by Claire Miller
The way David Hursh sees it, the world is facing a number of economic, educational and environmental crises, from increasing poverty rates and global warming to teacher layoffs and the current recession in the U.S.
He argues that the cause of these issues can be attributed to the rise of neoliberalism, an economic theory that took hold in the U.S. under the Ronald Reagan administration and places emphasis on individualism, a competitive marketplace and privatized businesses and schools.
“We’re in a real crisis,” said Hursh, associate professor in the Teaching and Curriculum Program at the Warner Graduate School of Education at the University of Rochester, who presented to Georgia State University faculty, staff and students Feb. 24. “We’re facing many problems and I think the cause is the way in which we look at things, simply in terms of competition, markets, profits and individual interests.”

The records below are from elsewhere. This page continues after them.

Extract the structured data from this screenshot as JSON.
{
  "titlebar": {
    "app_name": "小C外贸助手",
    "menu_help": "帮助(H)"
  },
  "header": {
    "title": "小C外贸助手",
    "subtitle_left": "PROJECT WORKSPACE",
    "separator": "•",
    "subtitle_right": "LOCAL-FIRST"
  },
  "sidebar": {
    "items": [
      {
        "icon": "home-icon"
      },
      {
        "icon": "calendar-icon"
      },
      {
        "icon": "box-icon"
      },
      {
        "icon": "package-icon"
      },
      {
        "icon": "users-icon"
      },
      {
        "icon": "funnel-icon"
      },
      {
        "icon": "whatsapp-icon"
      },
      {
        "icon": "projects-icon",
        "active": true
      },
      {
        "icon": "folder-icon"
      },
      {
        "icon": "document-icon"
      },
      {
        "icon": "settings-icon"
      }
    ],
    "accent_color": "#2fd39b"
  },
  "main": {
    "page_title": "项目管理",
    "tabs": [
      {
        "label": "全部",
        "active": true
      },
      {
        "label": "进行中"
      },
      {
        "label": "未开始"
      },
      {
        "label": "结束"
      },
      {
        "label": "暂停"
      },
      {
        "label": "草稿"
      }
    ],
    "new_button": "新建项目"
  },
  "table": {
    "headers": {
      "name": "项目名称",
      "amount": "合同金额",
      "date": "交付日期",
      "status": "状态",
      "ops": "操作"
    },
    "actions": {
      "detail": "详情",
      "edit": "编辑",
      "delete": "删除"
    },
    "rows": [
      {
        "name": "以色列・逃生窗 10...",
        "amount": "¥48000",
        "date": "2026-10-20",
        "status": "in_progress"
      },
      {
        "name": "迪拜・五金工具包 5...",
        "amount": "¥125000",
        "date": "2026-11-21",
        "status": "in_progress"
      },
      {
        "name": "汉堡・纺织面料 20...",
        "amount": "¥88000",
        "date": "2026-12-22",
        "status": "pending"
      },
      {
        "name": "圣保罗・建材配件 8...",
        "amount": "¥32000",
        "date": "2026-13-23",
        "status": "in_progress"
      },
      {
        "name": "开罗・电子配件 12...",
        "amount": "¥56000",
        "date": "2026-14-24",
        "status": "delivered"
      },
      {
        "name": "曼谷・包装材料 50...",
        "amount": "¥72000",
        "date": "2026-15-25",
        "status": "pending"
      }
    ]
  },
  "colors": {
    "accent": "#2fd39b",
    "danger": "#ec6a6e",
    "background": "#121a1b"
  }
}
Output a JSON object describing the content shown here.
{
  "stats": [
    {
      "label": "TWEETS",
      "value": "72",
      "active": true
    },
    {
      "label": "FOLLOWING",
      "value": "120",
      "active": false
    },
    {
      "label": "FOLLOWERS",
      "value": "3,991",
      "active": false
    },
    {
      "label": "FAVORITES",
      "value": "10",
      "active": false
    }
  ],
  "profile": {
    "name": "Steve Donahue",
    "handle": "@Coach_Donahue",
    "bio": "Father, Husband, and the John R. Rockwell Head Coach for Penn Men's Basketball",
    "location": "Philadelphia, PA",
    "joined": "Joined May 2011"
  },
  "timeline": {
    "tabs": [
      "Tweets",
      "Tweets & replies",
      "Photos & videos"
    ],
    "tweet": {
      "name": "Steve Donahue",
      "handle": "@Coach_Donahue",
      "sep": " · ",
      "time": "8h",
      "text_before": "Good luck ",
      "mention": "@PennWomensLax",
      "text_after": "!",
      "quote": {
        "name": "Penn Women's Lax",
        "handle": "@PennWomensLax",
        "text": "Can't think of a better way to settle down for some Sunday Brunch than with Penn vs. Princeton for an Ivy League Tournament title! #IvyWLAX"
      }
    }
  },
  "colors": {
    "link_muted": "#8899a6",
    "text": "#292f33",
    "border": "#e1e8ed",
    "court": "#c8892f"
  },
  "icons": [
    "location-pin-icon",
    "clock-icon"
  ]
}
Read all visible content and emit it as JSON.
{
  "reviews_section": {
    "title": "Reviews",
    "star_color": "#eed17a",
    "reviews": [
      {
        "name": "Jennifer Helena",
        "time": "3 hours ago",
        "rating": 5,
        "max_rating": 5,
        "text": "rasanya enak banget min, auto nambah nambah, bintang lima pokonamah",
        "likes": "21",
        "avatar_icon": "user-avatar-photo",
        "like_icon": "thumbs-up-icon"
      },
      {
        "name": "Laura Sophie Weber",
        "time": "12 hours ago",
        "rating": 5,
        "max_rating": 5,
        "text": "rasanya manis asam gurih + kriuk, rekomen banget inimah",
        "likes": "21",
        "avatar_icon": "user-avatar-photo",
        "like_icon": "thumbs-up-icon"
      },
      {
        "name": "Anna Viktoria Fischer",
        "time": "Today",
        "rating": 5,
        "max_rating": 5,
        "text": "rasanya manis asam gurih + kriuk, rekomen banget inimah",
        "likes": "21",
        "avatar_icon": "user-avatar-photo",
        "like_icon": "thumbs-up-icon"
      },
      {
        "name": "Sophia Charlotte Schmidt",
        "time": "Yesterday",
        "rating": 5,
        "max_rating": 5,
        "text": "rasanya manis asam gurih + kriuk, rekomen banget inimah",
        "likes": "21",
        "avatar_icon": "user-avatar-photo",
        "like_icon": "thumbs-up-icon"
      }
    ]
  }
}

Hursh has written extensively on the politics of education, neoliberalism and the environment, and often sees the educational system blamed for problems in society.
Rather than placing blame on school systems in general, he believes the classroom is the perfect place to start talking about and finding solutions to these issues.

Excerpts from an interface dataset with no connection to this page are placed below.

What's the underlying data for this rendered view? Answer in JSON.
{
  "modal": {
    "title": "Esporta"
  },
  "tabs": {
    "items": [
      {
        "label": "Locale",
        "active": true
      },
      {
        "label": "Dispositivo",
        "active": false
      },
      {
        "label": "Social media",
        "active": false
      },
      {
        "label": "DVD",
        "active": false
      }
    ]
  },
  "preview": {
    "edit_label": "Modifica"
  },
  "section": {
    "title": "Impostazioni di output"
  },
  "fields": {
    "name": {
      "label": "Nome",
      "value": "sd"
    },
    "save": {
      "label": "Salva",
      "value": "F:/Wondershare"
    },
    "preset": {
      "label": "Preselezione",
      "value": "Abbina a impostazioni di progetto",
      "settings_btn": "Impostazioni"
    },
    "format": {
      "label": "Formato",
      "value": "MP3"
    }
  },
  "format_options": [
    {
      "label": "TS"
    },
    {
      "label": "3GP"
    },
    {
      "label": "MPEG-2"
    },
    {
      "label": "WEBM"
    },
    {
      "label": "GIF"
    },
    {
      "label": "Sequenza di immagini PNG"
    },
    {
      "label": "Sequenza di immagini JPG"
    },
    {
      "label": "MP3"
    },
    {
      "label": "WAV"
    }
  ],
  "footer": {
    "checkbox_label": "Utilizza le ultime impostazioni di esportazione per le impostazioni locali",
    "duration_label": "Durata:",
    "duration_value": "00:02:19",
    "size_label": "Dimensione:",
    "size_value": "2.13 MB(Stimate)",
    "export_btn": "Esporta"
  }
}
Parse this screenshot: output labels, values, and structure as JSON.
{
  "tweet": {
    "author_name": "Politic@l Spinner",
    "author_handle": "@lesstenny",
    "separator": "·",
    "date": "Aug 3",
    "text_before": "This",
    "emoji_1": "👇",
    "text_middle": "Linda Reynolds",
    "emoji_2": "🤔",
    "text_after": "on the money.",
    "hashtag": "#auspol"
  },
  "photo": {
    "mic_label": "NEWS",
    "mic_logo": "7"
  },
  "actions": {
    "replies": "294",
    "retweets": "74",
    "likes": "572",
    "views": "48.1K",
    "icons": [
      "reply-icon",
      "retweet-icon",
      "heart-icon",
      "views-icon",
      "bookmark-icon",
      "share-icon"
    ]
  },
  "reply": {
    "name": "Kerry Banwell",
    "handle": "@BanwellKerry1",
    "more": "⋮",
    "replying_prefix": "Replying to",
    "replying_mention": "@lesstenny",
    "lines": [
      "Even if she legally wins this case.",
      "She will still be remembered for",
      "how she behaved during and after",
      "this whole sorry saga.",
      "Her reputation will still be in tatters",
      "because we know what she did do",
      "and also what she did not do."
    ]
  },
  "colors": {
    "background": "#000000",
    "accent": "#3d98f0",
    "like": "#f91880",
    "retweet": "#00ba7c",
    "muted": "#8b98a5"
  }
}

“We should think about how we can get schools to be centers of change in society,” he said. “We should have students look at their local governments and do research and help them see how they can make a difference.”
Hursh also hopes people will think about neoliberalism’s impact on society and consider alternative economic strategies.

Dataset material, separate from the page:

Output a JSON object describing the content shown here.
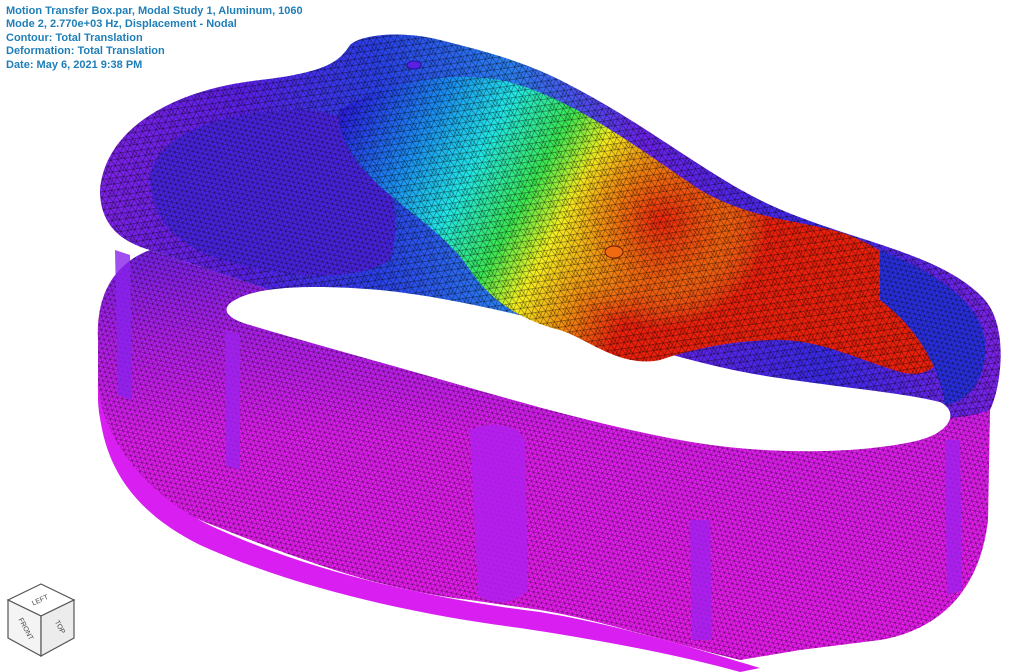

“I don’t have all the answers, but I think we need to figure out how we can work together and how we can improve the system we have now,” he said.
For more information about Hursh, visit http://www.rochester.edu/warner/index.php.